|Fire urchin (Asthenosoma varium)|
The Echinothuriidae are a family of sea urchins in the order Echinothurioida. Due to their soft skeletons, most are called "leather urchins", but species in the genus Asthenosoma are also known as "fire urchins" due to their bright colors and painful, venomous sting.
Description and characteristics
These sea urchins have a disc-like body, more or less bulging, structured by a flexible test, which is nearly unique among sea urchins. Most species can grow quite big and live in deep seas, though some genera contain shallow species (especially Asthenosoma).
The test is composed of thin and weakly calcified plates, not always continuous. The spines are attached to perforated and uncrenulated tubercles. Spines from the oral face are ending with a hyaline hoof, which allows walking on soft substrate. The jaw (Aristotle's lantern) has five aulodont teeth.
This family seems to have appeared at the end of the Cretaceous.
- Subfamily Echinothuriinae Thomson, 1872a
- Sub-family Hygrosomatinae Smith & Wright, 1990
- genus Hygrosoma Mortensen, 1903b - three species
- Sub-family Sperosomatinae Smith & Wright, 1990
- genus Sperosoma Koehler, 1897 - 11 species
- genus Tromikosoma Mortensen, 1903 - six species
- genus Retzneiosoma Kroh, 2005 †
Hygrosoma sp. (abyssal species from north Atlantic)

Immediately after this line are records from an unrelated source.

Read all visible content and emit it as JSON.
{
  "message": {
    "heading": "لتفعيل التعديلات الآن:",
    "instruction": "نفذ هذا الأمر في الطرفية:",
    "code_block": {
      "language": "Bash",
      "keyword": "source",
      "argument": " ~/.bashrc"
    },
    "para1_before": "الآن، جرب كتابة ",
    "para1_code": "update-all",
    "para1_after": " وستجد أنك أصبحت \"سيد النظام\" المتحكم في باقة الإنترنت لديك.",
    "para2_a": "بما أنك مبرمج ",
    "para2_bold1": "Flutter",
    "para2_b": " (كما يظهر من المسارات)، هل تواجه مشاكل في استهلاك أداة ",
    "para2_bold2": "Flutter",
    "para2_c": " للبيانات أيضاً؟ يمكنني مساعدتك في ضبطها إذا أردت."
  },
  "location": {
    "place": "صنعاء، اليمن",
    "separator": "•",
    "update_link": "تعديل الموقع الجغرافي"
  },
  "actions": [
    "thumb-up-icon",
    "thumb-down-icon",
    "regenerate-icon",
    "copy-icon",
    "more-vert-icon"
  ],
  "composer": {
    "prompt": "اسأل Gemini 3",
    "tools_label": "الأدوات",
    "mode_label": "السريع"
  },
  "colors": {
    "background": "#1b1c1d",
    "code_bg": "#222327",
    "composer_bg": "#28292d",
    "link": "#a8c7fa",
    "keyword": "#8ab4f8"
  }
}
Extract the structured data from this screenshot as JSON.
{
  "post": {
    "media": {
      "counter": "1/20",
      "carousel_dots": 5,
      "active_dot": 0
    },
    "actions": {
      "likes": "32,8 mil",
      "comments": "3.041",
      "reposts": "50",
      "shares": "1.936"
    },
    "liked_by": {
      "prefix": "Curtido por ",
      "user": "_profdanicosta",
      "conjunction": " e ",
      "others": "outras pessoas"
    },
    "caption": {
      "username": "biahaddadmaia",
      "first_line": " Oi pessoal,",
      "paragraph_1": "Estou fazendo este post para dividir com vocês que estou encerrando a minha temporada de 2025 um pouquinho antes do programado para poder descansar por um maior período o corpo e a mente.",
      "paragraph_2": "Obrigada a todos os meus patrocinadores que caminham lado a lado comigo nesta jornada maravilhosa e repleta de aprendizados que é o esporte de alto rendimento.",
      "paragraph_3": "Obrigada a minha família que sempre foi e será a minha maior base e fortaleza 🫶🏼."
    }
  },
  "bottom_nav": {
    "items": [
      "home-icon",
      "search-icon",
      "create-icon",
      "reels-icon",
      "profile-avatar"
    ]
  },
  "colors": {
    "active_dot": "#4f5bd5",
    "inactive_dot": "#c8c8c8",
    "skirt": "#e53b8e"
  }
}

Sperosoma sp. (abyssal species taken in Hawaii)
Tromikosoma sp. (3000 m deep, California)